Assigned task -
Extract all records. Keep each one exact.

Source records -
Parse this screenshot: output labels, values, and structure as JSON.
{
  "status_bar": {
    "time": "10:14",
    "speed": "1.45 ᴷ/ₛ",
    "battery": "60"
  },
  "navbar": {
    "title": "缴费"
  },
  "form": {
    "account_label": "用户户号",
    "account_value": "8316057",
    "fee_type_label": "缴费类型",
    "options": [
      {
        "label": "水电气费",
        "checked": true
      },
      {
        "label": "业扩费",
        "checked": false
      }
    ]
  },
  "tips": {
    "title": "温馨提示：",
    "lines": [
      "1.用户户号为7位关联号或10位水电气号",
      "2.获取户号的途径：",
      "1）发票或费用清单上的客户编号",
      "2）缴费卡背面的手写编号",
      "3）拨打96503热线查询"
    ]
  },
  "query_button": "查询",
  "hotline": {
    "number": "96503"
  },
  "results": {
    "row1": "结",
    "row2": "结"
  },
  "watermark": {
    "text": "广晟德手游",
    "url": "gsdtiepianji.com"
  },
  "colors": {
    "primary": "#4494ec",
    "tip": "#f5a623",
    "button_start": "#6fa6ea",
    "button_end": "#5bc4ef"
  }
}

Answer box -
Parse this screenshot: output labels, values, and structure as JSON.
{
  "status_bar": {
    "time": "10:14",
    "speed": "1.45 ᴷ/ₛ",
    "battery": "60"
  },
  "navbar": {
    "title": "缴费"
  },
  "form": {
    "account_label": "用户户号",
    "account_value": "8316057",
    "fee_type_label": "缴费类型",
    "options": [
      {
        "label": "水电气费",
        "checked": true
      },
      {
        "label": "业扩费",
        "checked": false
      }
    ]
  },
  "tips": {
    "title": "温馨提示：",
    "lines": [
      "1.用户户号为7位关联号或10位水电气号",
      "2.获取户号的途径：",
      "1）发票或费用清单上的客户编号",
      "2）缴费卡背面的手写编号",
      "3）拨打96503热线查询"
    ]
  },
  "query_button": "查询",
  "hotline": {
    "number": "96503"
  },
  "results": {
    "row1": "结",
    "row2": "结"
  },
  "watermark": {
    "text": "广晟德手游",
    "url": "gsdtiepianji.com"
  },
  "colors": {
    "primary": "#4494ec",
    "tip": "#f5a623",
    "button_start": "#6fa6ea",
    "button_end": "#5bc4ef"
  }
}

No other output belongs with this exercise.